Blu-ray Special Edition features:

  • New, high-definition digital restoration, with uncompressed monaural soundtrack
  • Audio commentary from 2005 by cowriter and star Oja Kodar and director of photography Gary Graver
  • Introduction from 2005 by filmmaker Peter Bogdanovich
  • Episode of the talk show Tomorrow from 1975 featuring an extensive interview with Welles (Blu-ray only)
  • Orson Welles: One-Man Band, a documentary from 1995 about Welles’s unfinished projects
  • Almost True: The Noble Art of Forgery, a fifty-two-minute documentary from 1997 about art forger Elmyr de Hory
  • 60 Minutes interview from 2000 with Clifford Irving about his Howard Hughes autobiography hoax 
  • Audio recording of Hughes’s 1972 press conference exposing Irving’s hoax
  • Extended, nine-minute trailer
  • PLUS: An essay by critic Jonathan Rosenbaum

 

sex, lies and videotape Blu-ray cover

sex, lies and videotape (1989)

With his provocative feature debut, twenty-six-year-old Steven Soderbergh trained his focus on the complexities of human intimacy and deception in the modern age. Housewife Ann (Andie MacDowell) feels distant from her lawyer husband, John (Peter Gallagher), who is sleeping with her sister (Pretty Woman’s Laura San Giacomo). When John’s old friend Graham (a magnetic, Cannes-award-winning James Spader) comes to town, Ann is drawn to the soft-spoken outsider, eventually uncovering his startling private obsession: videotaping women as they confess their deepest desires.
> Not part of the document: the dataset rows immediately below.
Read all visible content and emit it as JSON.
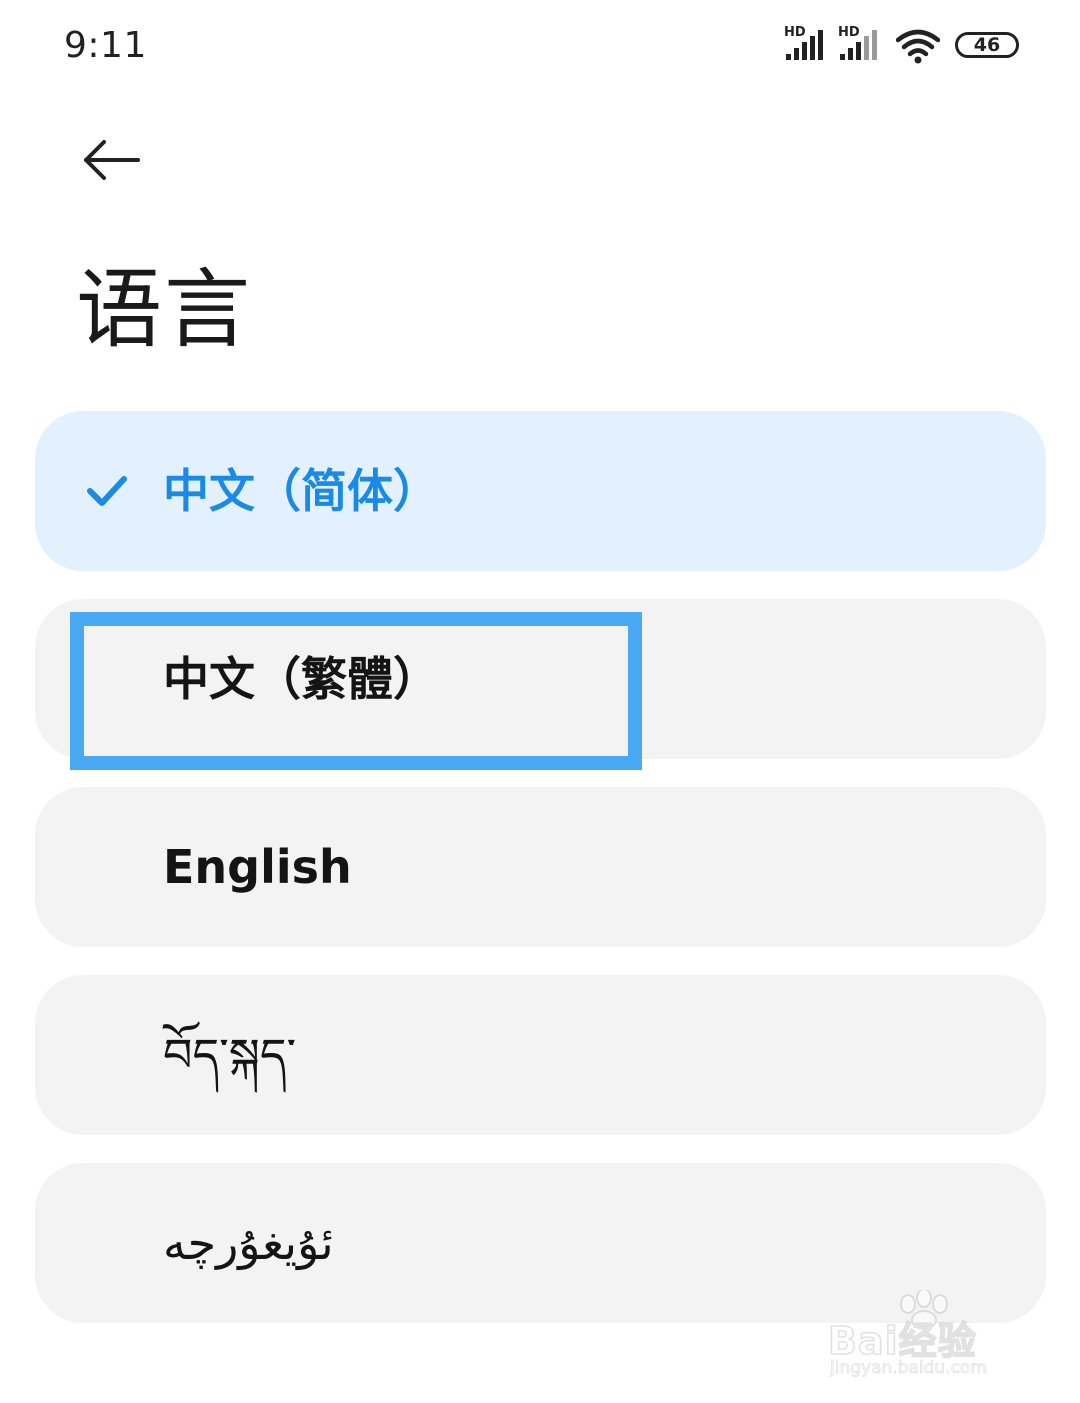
{
  "status_bar": {
    "time": "9:11",
    "signal_1_label": "HD",
    "signal_2_label": "HD",
    "battery": "46"
  },
  "header": {
    "back_icon": "back-arrow-icon",
    "title": "语言"
  },
  "languages": [
    {
      "label": "中文（简体）",
      "selected": true
    },
    {
      "label": "中文（繁體）",
      "selected": false
    },
    {
      "label": "English",
      "selected": false
    },
    {
      "label": "བོད་སྐད་",
      "selected": false
    },
    {
      "label": "ئۇيغۇرچە",
      "selected": false
    }
  ],
  "watermark": {
    "brand": "Bai经验",
    "url": "jingyan.baidu.com"
  },
  "colors": {
    "accent": "#1a8ae5",
    "selected_bg": "#e3f0fd",
    "item_bg": "#f3f3f3",
    "highlight_box": "#4aa9f3"
  }
}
A piercingly intelligent and flawlessly performed chamber piece, in which the video camera becomes a charged metaphor for the characters’ isolation, the Palme d’Or–winning sex, lies, and videotape changed the landscape of American film, helping pave the way for the thriving independent scene of the 1990s.

Director-Approved Blu-ray Special Edition features:
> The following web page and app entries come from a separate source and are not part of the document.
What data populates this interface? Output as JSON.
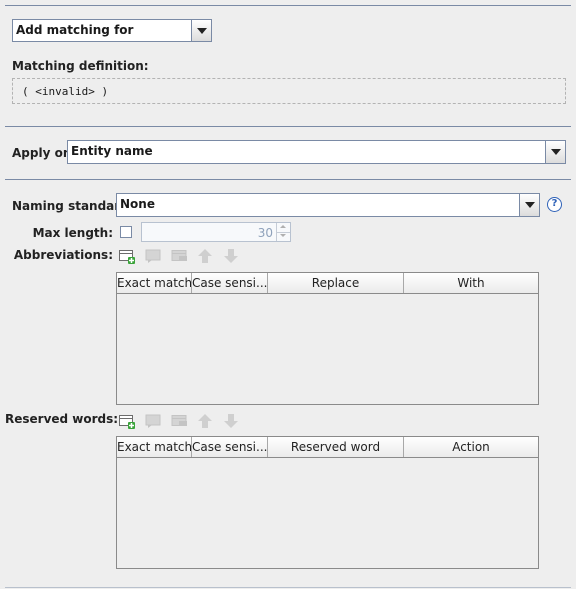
{
  "matching": {
    "combo_value": "Add matching for",
    "definition_label": "Matching definition:",
    "definition_value": "( <invalid> )"
  },
  "apply_on": {
    "label": "Apply on:",
    "value": "Entity name"
  },
  "naming": {
    "label": "Naming standard:",
    "value": "None",
    "help_icon": "?"
  },
  "max_length": {
    "label": "Max length:",
    "checked": false,
    "value": "30"
  },
  "abbreviations": {
    "label": "Abbreviations:",
    "columns": [
      "Exact match",
      "Case sensi...",
      "Replace",
      "With"
    ],
    "rows": []
  },
  "reserved": {
    "label": "Reserved words:",
    "columns": [
      "Exact match",
      "Case sensi...",
      "Reserved word",
      "Action"
    ],
    "rows": []
  },
  "toolbar_icons": [
    "add-row-icon",
    "edit-row-icon",
    "delete-row-icon",
    "move-up-icon",
    "move-down-icon"
  ],
  "colors": {
    "border": "#7a8aa5",
    "background": "#eeeeee",
    "accent": "#2f62b8"
  }
}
  • New, restored 4K digital transfer, supervised by director Steven Soderbergh, with 5.1 surround DTS‑HD Master Audio soundtrack
  • Audio commentary from 1998 featuring director Steven Soderbergh in conversation with filmmaker Neil LaBute
  • New programme by Soderbergh, featuring responses to questions sent in by fans
  • Interviews with Soderbergh from 1990 and 1992
  • New documentary about the making of the film featuring actors Peter Gallagher, Andie MacDowell, and Laura San Giacomo
  • New conversation with composer Cliff Martinez and supervising sound editor Larry Blake
  • Deleted scene with commentary by Soderbergh
  • Trailers

 

Smithereens Blu-ray cover

Smithereens (1982)
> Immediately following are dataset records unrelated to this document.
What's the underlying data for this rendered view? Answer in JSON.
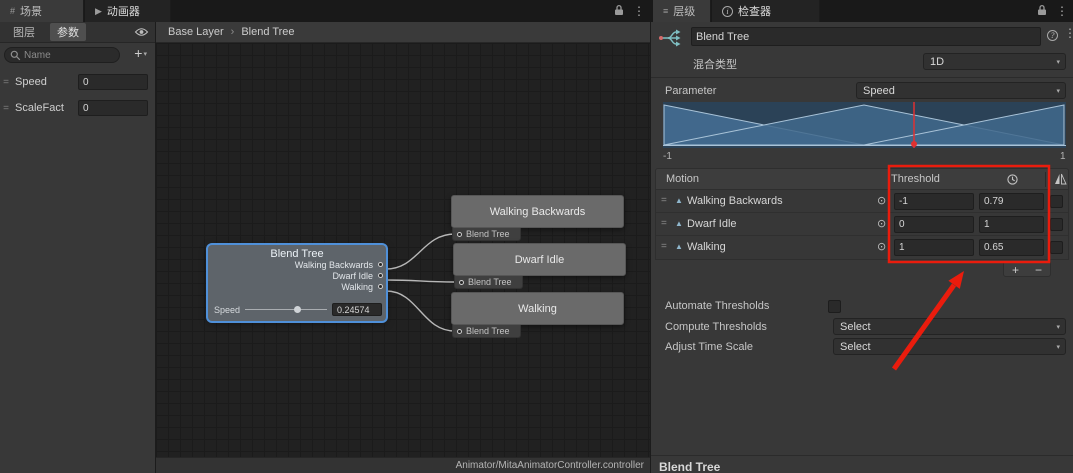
{
  "topbar": {
    "scene_tab": "场景",
    "animator_tab": "动画器",
    "hierarchy_tab": "层级",
    "inspector_tab": "检查器"
  },
  "left_panel": {
    "layers_tab": "图层",
    "parameters_tab": "参数",
    "search_placeholder": "Name",
    "add_button": "+",
    "parameters": [
      {
        "name": "Speed",
        "value": "0"
      },
      {
        "name": "ScaleFact",
        "value": "0"
      }
    ]
  },
  "graph": {
    "breadcrumb": {
      "root": "Base Layer",
      "current": "Blend Tree"
    },
    "status_bar": "Animator/MitaAnimatorController.controller",
    "blend_node": {
      "title": "Blend Tree",
      "outputs": [
        "Walking Backwards",
        "Dwarf Idle",
        "Walking"
      ],
      "param_label": "Speed",
      "param_value": "0.24574"
    },
    "motion_nodes": [
      {
        "title": "Walking Backwards",
        "subtitle": "Blend Tree"
      },
      {
        "title": "Dwarf Idle",
        "subtitle": "Blend Tree"
      },
      {
        "title": "Walking",
        "subtitle": "Blend Tree"
      }
    ]
  },
  "inspector": {
    "name_value": "Blend Tree",
    "blend_type_label": "混合类型",
    "blend_type_value": "1D",
    "parameter_label": "Parameter",
    "parameter_value": "Speed",
    "range_min": "-1",
    "range_max": "1",
    "table": {
      "motion_header": "Motion",
      "threshold_header": "Threshold",
      "rows": [
        {
          "motion": "Walking Backwards",
          "threshold": "-1",
          "speed": "0.79"
        },
        {
          "motion": "Dwarf Idle",
          "threshold": "0",
          "speed": "1"
        },
        {
          "motion": "Walking",
          "threshold": "1",
          "speed": "0.65"
        }
      ],
      "add_button": "+",
      "remove_button": "−"
    },
    "automate_thresholds_label": "Automate Thresholds",
    "compute_thresholds_label": "Compute Thresholds",
    "compute_thresholds_value": "Select",
    "adjust_time_scale_label": "Adjust Time Scale",
    "adjust_time_scale_value": "Select",
    "footer_title": "Blend Tree"
  }
}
Susan Seidelman established her distinctive vision of 1980s New York with this debut feature, the lo-fi original for her vibrant portraits of women reinventing themselves. After escaping New Jersey, the quintessentially punk Wren (Susan Berman) – a sparkplug in fishnets who lives dangerously downtown – moves to the city with the mission of becoming famous. When not pasting up flyers for herself or hanging at the Peppermint Lounge, she’s getting involved with Paul (Brad Rijn), the nicest guy to ever live in a van next to the highway, and Eric (Richard Hell), an aloof rocker. Shot on 16 mm film that captures the grit and glam of the setting, with an alternately moody and frenetic soundtrack by the Feelies and others, Smithereens – the first independent American film to compete for the Palme d’Or – is an unfaded snapshot of a bygone era.

Director-Approved Blu-ray Special Edition features:

  • New 2K digital restoration, approved by director Susan Seidelman, with uncompressed monaural soundtrack Blu-ray
  • Audio commentary from 2004 featuring Seidelman
  • New interviews with Seidelman and actor Susan Berman
  • And You Act Like One Too (1976) and Yours Truly, Andrea G. Stern (1979), two early shorts by Seidelman, with new introductions by the director
  • PLUS: An essay by critic Rebecca Bengal